“Oh. Well, Norma, I’ll have to ask you to step it up a few notches. I need to issue the opinion for a big IPO that’s closing in two weeks. Can I expect the memo on my desk before you leave tonight?”
“That’s not possible.”
“You can do it, Norma. I have every confidence in you.”
“That’s not what I meant. It’s impossible because I won’t be doing any more legal research for you. Not until you offer me an associate position.”
“You know I can’t do that, Norma. I already told you, the firm won’t allow me to extend an offer to a New York Law School graduate. Of the night program, no less,” he added, under his breath. “But once you prove your mettle, I’ll go to the mat for you on that contract position.”
“I’ve already proven my mettle—twice. If the firm had no intention of hiring a night student from New York Law School, then why’d you waste my time bringing me on as a summer associate in the first place, huh? To make the firm look good?”
Jonathan leaned back in his chair, obviously thrown by her flippant attitude. “Like I told you, that was an unfortunate error.”

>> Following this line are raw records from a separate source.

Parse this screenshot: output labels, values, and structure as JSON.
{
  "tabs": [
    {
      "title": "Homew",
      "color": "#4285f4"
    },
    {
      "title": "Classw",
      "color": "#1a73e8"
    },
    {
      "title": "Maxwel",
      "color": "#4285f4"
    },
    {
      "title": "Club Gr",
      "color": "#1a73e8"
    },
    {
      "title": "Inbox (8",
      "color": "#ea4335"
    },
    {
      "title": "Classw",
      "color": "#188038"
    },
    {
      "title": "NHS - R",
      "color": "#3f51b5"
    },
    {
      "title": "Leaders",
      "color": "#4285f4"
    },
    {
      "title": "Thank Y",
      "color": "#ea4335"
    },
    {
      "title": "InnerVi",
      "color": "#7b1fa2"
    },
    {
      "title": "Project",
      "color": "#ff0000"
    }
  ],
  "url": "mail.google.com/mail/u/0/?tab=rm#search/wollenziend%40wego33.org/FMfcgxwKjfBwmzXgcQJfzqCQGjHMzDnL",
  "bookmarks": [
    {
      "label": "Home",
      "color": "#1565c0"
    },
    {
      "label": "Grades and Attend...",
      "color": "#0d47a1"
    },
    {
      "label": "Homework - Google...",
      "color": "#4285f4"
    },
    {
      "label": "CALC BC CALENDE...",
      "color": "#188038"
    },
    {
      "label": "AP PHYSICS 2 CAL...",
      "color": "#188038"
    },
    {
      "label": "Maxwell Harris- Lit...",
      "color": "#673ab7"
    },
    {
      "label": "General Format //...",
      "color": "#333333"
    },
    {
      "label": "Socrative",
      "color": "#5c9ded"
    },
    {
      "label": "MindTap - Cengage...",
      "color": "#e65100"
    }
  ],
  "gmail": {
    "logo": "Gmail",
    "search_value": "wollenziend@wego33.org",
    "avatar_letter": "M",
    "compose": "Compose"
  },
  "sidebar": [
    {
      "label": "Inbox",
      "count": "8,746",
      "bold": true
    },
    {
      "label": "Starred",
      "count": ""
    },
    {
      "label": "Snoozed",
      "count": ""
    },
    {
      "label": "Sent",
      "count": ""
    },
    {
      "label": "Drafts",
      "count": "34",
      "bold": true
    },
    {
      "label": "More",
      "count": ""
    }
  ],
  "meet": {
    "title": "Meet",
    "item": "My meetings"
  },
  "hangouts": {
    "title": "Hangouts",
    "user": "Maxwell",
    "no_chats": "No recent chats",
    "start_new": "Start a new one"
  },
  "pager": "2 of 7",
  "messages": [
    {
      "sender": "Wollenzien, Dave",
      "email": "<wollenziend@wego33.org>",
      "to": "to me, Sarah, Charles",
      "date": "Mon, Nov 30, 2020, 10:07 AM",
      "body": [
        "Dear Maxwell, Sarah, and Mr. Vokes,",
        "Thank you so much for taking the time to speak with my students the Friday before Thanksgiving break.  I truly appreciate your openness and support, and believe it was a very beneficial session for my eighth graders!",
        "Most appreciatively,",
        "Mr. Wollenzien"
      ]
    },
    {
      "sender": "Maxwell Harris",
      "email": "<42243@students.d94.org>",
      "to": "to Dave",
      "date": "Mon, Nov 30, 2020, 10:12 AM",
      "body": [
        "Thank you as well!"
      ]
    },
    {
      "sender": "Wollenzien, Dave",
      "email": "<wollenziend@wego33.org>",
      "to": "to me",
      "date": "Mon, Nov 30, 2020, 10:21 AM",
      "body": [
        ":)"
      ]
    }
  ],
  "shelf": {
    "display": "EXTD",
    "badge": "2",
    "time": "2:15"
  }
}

“Yeah, whatever. Let’s pretend I believe you,” Norma, now on a roll, pushed forward. “That doesn’t change the fact that I’ve demonstrated my ability to do the job, probably better than the other first-year associates. Those kids just fresh out of law school don’t know anything more than I do, despite all their fancy credentials. So either make me a legitimate offer right now, or I won’t be doing any more unpaid legal work!” Norma shook in her skin. She hadn’t planned on giving that speech, and quite frankly didn’t know where it had come from.
To Get Your Copy
The Floater is available exclusively through amazon.com and its extended network of sellers. (Go to thefloater.biz to link to the Amazon product page.)
Connect With Sheryl Sorrentino on the Web:
Invite Sheryl Sorrentino to speak at your book club.
Hear Sheryl discussing her latest novel, The Floater, with Cyrus Webb on Conversations Live!/Blog Talk Radio
Read Sheryl’s recent feature interview in Houston Style Magazine
To schedule a public reading, book signing, or simply drop Sheryl a line: firstname.lastname@example.org